Melancholy about change? Know these guiding principles before you begin!
This week we continue our theme: PODCASTS. But, today, I’m so excited to share with you a specific podcast, a specific episode: “The Science of Achieving Your Goals…” #232 of the SOMETHING YOUR SHOULD KNOW It’s all about research-based information supporting how best to achieve your goals.
It was last month when I stumbled upon the episode and heard the interview with author, Jon Acuff, who wrote the book called Finish: Give Yourself the Gift of Done. What I loved about the interview was it reinforced much of what I knew as a student of psychology, and observer of human behavior.
The episode really aligned with the program I created last year called, Dream Habits: Your ideal behavior change in 30 days even if you failed before, gave up or don’t think you’re ready. Because in my course you go from feeling melancholy and unmotivated, to feeling empowered, ambitious and worthy as you experience behavior change and transformation in small steps, with permission to be imperfect and without giving up on yourself.
I want to share with you some of the principles from the episode and I also encourage you to go over to this link and listen for yourself.
Here are some of the principles
The self-help space can be filled with bad advice
I thought this was so interesting since I live in the self-help world. I love the self-help world. But what he cautions is that a lot of time advice and courses are based on single anecdotes versus research.
Since not everything can be fun, it takes some exploration to understand how to makes some things fun for yourself. The first step is to understand the guiding force of your motivation system. Jon Acuff recounts that research indicates that people are guided by either consequence or rewards.
If you are guided by consequence it means you’re more motivated by deadlines and accountability. However if you are more inclined to complete a task, or execute a behavior because of the treat you’ll get, you are guided by rewards. Like going for a run, and then watching your favorite reality TV show. Or maybe writing that blog post and then having a piece of chocolate after you posted it to your website.
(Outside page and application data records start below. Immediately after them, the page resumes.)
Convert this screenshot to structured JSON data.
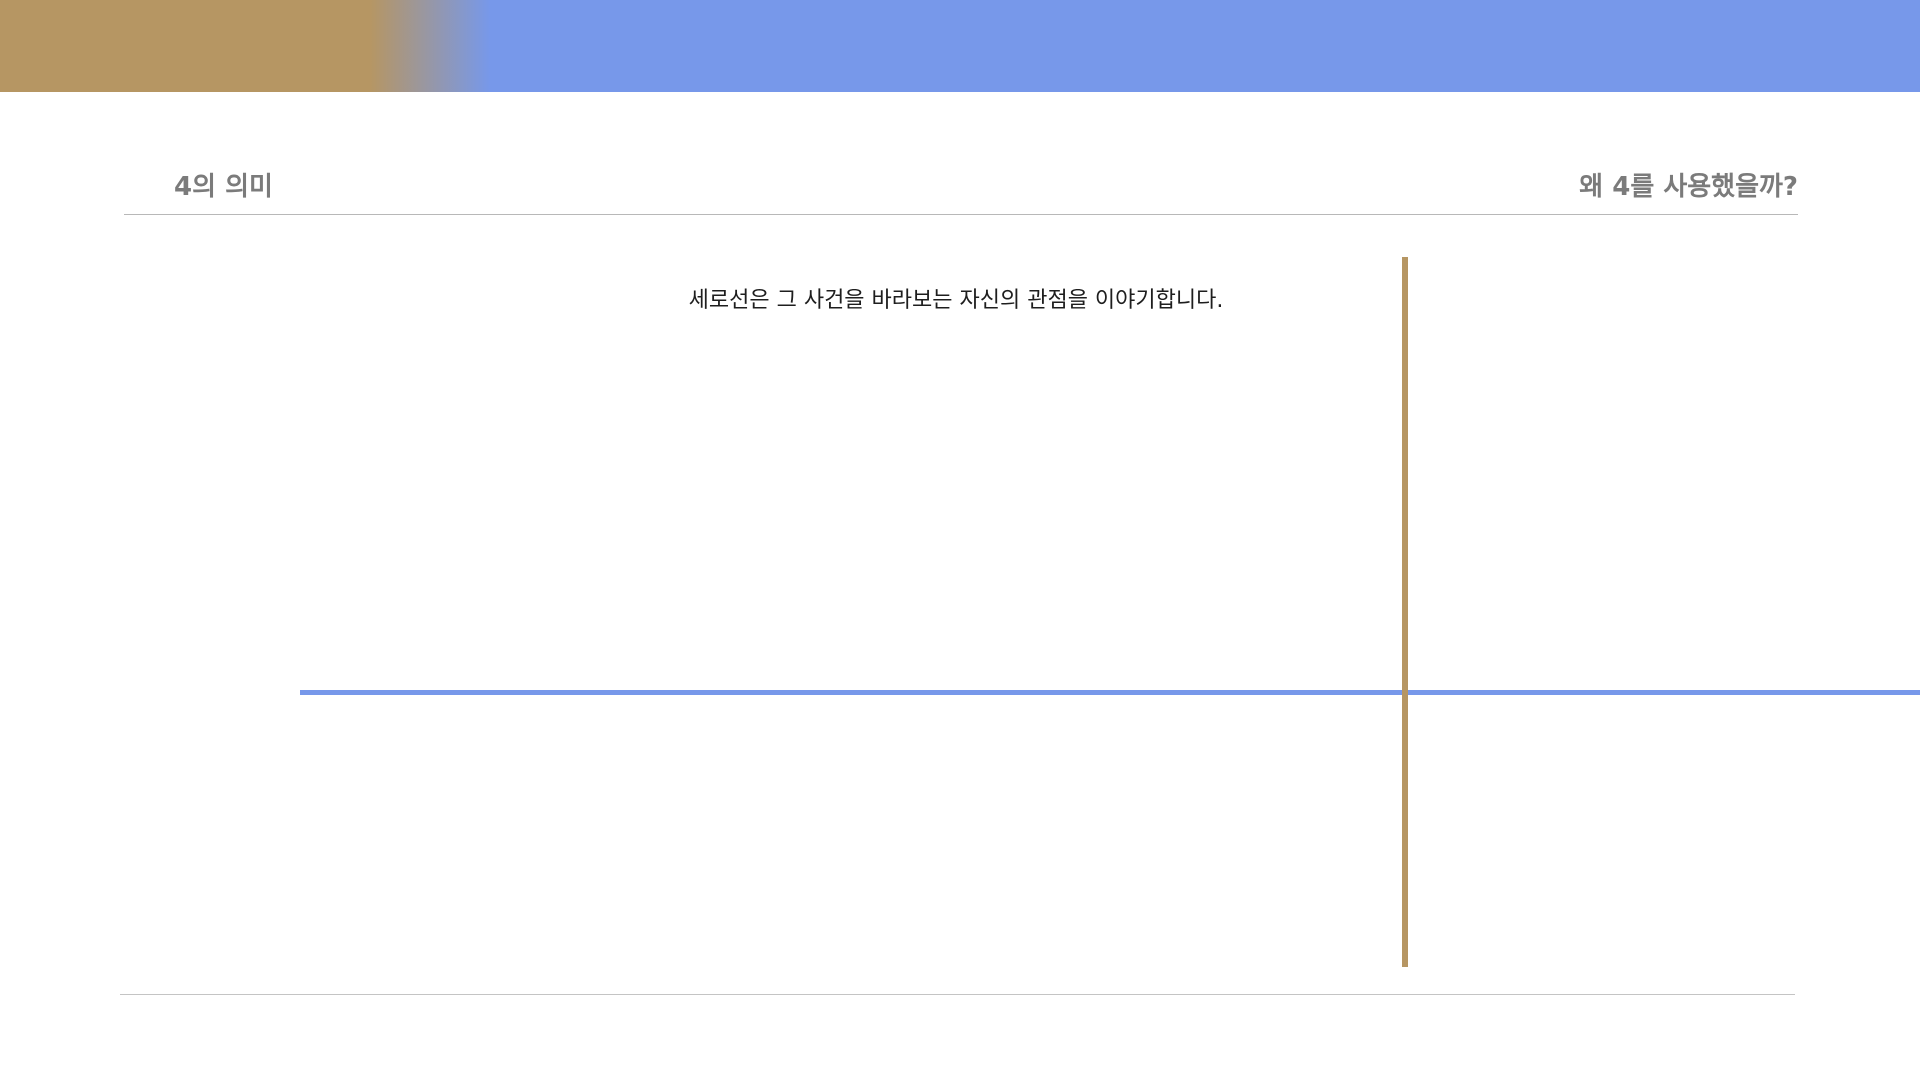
{
  "header": {
    "title": "4의 의미",
    "question": "왜 4를 사용했을까?"
  },
  "main": {
    "text": "세로선은 그 사건을 바라보는 자신의 관점을 이야기합니다."
  },
  "colors": {
    "accent_gold": "#b69663",
    "accent_blue": "#7798ea",
    "header_text": "#7b7b7b",
    "divider": "#b8b8b8"
  }
}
Make the right size goal
Here Jon Acuff talks about how often people create a goal that is way too big. For instance, I don’t run. Therefore, I wouldn’t start with a goal to run the marathon. Instead, I’d be better off choosing a 5K race as my goal. Even better, just running 5 minutes a day to start.
Motivation is temporary
This is exactly what I help you plan for in my program, an accountability system to override waning motivation .
“the day after perfect” as coined by Jon Acuff
It was this part of the podcast episode that I was most excited to hear. I was talking back to the podcast in my car saying, YES. I didn’t know there was research to support it but I knew it from my years in academia, and my experience in the field.
This principle is all about expectation management. It’s about how you respond to imperfection. It’s all about forgiving yourself. It is the special sauce in my program for you. I dedicate an entire a section of the online course, Dream Habits, to guiding you to permit yourself to be imperfect on your path to behavior change, to keep taking action, to not give up on yourself.
You remember the things you left incomplete versus the things you do complete
Research indicates that a person’s brain will really perseverate on incomplete tasks. This really resonated with me because of a mantra I’ve been sharing with my Reiki clients for about six years. I created this mantra to help people be easier on themselves when I observed their self-critical voice really taking a toll on their wellbeing. Give yourself credit for the things you do.
It really goes to show that our brains are hardwired in many ways. The more insight, knowledge and wisdom we have about the natural functions of our brain, we can then employ daily actions to support our self growth and circumvent some of these naturally-occurring sabotaging factors.